◆ WHAT NEEDS TO BE DONE ◆
From the entries, return every line where the string "number" shows up.

[RECORDS SUPPLIED Boundary: Start]

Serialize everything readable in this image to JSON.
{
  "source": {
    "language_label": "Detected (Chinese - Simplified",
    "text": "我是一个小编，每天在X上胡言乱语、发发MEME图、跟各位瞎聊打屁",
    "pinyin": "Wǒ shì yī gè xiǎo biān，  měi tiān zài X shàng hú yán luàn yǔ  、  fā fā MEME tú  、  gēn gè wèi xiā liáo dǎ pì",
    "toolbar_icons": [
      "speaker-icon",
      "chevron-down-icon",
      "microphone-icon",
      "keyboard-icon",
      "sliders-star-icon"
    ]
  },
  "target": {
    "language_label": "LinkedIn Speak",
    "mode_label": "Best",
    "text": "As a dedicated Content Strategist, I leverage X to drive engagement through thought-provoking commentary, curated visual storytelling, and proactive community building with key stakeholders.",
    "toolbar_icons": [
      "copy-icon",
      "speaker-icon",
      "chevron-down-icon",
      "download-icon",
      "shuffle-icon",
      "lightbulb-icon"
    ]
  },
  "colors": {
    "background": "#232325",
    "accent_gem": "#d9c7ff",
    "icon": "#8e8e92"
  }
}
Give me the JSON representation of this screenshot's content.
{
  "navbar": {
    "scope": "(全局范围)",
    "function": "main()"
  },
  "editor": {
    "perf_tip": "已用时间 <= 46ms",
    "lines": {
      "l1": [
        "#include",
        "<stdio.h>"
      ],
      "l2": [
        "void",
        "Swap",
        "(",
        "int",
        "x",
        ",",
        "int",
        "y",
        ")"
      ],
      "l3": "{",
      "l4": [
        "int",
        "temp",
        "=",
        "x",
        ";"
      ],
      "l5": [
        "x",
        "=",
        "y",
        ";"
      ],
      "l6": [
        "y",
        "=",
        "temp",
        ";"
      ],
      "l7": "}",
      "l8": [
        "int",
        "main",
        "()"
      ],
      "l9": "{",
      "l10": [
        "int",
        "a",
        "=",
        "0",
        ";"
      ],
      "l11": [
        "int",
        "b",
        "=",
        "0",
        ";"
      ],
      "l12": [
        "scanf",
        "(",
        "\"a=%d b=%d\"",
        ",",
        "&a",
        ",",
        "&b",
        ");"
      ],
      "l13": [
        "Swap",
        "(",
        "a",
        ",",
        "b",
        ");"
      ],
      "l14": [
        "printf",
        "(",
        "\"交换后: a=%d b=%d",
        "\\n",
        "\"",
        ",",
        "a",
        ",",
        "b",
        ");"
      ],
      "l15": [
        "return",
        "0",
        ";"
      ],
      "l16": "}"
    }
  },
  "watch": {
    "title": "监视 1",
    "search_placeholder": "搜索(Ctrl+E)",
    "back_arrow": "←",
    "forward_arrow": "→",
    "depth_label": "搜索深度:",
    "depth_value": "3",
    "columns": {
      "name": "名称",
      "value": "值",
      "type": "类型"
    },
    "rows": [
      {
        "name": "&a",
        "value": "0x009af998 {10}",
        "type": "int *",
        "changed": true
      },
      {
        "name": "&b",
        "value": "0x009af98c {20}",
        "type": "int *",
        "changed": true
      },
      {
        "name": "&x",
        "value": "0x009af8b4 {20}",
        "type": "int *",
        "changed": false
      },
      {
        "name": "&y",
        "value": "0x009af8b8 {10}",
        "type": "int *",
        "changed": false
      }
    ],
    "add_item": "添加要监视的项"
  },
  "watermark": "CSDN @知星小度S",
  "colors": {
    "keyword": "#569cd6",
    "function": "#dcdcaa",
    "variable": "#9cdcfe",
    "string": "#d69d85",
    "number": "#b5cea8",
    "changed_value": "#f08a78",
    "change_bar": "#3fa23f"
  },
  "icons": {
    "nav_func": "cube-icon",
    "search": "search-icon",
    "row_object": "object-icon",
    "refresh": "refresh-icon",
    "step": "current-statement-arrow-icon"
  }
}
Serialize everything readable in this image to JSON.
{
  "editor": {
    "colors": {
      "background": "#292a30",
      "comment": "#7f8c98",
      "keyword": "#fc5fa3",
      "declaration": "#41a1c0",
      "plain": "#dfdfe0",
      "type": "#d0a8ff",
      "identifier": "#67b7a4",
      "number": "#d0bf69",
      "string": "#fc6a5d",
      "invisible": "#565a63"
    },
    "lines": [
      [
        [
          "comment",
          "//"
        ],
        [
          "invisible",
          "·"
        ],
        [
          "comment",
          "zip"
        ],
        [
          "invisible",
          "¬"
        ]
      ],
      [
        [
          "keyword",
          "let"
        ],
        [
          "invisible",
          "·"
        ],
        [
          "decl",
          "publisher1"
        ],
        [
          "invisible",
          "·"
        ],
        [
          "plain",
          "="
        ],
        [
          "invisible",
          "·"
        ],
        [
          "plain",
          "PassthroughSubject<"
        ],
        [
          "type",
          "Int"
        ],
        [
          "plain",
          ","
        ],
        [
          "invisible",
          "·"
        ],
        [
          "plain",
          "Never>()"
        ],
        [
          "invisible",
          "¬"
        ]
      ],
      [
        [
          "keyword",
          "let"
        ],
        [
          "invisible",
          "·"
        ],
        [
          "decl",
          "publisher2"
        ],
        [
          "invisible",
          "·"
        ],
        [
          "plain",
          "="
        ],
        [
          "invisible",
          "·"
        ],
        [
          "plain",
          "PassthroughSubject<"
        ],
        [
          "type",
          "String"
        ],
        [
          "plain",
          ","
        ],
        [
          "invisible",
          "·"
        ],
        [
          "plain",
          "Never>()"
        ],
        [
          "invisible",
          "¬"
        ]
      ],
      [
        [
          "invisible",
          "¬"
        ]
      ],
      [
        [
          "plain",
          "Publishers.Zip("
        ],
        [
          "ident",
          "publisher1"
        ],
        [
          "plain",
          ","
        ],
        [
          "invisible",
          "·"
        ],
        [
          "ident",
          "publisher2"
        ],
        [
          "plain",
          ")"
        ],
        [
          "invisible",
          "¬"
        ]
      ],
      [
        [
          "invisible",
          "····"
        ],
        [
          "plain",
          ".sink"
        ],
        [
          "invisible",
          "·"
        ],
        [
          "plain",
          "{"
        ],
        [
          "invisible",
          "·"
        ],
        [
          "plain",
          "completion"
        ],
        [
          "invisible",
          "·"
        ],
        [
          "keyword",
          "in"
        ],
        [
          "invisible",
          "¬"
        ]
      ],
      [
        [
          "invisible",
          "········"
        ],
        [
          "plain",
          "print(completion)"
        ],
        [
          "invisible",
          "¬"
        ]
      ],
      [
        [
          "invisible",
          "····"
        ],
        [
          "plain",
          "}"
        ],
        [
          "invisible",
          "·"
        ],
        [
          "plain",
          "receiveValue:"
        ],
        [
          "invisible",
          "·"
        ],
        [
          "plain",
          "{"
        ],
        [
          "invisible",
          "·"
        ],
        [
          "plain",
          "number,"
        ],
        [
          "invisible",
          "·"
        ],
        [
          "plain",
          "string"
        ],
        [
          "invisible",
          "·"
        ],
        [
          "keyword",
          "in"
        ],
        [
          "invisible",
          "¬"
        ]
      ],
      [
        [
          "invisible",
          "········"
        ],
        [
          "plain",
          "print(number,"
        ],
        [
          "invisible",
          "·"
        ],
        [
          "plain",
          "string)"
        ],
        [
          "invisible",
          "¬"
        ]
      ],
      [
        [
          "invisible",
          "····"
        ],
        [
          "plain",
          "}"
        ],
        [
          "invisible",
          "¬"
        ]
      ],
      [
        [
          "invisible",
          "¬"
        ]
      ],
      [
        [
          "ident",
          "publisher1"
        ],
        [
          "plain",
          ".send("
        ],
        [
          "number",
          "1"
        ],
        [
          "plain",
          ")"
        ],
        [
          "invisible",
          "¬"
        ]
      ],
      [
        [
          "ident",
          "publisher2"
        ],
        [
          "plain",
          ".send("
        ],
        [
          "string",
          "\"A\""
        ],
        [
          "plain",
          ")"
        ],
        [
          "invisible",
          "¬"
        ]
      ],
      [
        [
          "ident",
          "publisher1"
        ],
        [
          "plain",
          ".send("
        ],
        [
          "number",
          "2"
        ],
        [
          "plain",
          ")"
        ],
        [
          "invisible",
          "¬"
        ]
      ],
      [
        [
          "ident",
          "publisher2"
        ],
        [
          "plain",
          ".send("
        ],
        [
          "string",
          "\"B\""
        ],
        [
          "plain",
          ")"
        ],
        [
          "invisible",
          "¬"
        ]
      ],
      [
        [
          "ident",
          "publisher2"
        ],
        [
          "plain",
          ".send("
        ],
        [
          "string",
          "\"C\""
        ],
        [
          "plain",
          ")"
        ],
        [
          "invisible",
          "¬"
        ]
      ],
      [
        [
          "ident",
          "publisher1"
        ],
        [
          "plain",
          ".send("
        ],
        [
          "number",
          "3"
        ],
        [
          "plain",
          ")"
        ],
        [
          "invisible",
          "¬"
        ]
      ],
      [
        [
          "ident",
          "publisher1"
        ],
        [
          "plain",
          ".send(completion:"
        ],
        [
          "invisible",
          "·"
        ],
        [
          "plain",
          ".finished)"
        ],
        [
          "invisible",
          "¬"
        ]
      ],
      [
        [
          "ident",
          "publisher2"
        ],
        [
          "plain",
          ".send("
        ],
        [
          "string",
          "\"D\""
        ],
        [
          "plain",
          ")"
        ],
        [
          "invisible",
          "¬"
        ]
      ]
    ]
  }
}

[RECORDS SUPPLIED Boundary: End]

◆ THE COMPLETED TASK ◆
    "number": "#b5cea8",
      "number": "#d0bf69",
          "number,"
          "print(number,"
          "number",
          "number",
          "number",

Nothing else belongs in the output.